"We want to see the...reemergence of democratic constitutional processes in Kyrgyzstan," Crowley said. "We want to see Kyrgyzstan have the opportunity to prosper economically. That has been our focus. We have not taken sides in this."
Interim government officials say none of Bakiev's siblings accompanied him on the Kazakhstan-bound plane.
Janysh Bakiev is a former deputy head of the Kyrgyz National Security Service
Criminal cases have been opened against two Bakiev family members. One is the ex-president's brother Janysh, who -- during Bakiev's presidency -- enjoyed influence over the law enforcement agencies.
Janysh Bakiev was the commander of the presidential guard until last week's uprising forced the president to flee the capital.

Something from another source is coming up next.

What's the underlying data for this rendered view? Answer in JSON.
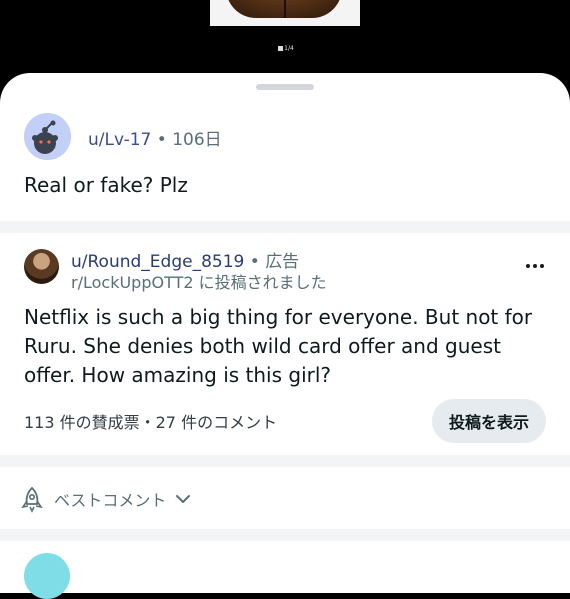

He is accused by Kyrgyzstan's interim government of giving the order for security forces to open fire on thousands of antigovernment protesters in front of the presidential office and government building in Bishkek on April 7.

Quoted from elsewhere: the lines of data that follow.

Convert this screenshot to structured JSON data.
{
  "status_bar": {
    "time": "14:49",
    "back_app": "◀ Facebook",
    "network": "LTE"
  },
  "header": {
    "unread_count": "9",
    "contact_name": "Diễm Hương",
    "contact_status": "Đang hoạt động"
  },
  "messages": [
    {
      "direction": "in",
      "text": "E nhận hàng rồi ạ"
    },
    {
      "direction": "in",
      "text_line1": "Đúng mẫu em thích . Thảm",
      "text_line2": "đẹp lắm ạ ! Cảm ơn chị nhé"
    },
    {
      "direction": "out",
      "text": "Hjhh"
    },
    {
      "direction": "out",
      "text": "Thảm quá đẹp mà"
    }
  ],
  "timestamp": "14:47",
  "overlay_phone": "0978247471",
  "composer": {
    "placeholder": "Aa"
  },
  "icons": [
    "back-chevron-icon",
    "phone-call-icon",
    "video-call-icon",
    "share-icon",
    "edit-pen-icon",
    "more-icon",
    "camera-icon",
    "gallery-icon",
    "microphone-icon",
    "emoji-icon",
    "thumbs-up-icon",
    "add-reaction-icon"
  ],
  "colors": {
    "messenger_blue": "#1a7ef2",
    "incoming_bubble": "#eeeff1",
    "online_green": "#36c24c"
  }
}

RFE/RL's Kyrgyz Service reports that supporters of Janysh Bakiev, some carrying weapons, are surrounding his family home in Teyit, where he and another brother, Akhmat, are believed to be staying.
The other wanted member of the family is the former president's son Maksim, whom Bakiev had put in charge of the Agency for Investment and Economic Development.
The interim government took control of two television channels owned by Maksim -- or, as Otunbaeva's deputy Omurbek Tekebaev put it, "once seized by Maksim Bakiev in a corporate raid."
RFE/RL's Kazakh Service reported that according to a senior Kyrgyz diplomat, Bakiev had initially attempted to flee to the country back on April 7.
The diplomat, who requested anonymity, told RFE/RL that on the night of April 7 -- as widespread unrest gripped Kyrgyzstan and Bakiev's opponents claimed power -- a plane carrying Bakiev attempted to land at Almaty airport but was denied permission.
He said Bakiev's plane was rerouted to a Kazakh military airport at Burundai, where the aircraft was allowed to land.
But the diplomat said Bakiev was not allowed to disembark by the authorities and he eventually flew off, bound for the southern Kyrgyz city of Jalal-Abad, where he remained until his internationally brokered departure on April 15.
There's been no confirmation from Bakiev or Kazakh authorities.
Meanwhile, RFE/RL correspondent Bruce Pannier, who is in southern Kyrgyzstan, says two demonstrations took place in Jalal-Abad today.
One rally was aimed at showing support for former Defense Minister Bakyt Kalyev, who has reportedly been detained by Kyrgyz authorities in Jalal-Abad after Bakiev's departure. Demonstrators asserted Kalyev's service to the country and demanded that he be released and not face trial, the correspondent said.
Pannier said the other demonstration condemned the new leaders' decision to allow Bakiev to leave the country without facing charges.
A similar rally took place in Bishkek, where at least 200 people picketed the building of the National Television and Radio Corporation (UTRK) to demand that they be given air time to express their anger that ousted Kyrgyz President Kurmanbek Bakiev has been allowed to leave the country, RFE/RL's Kyrgyz Service reports.
The demonstrators want Bakiev to be returned to Kyrgyzstan to face trial for his role in the deaths of dozens of protesters. UTRK General-Director Kubat Otorbaev came out of the building to speak with the protesters and promised that three or four would be allowed to go on air and state their views.
The demonstrators later marched to the Defense Ministry, where they demanded that acting Defense Minister Ismail Isakov explain why Bakiev was allowed to leave the country even though Isakov had pledged earlier this week that he would not be allowed to do so.
In another development, a prominent politician from the Social Democratic Party, Bakyt Beshimov, has been appointed the interim government's ambassador to the United States.
He will replace Ambassador Zamira Sydykova, who was dismissed by the interim government.written in Prague by Farangis Najibullah based on reports from RFE/RL correspondent Bruce Pannier and from RFE/RL's Kyrgyz and Kazakh services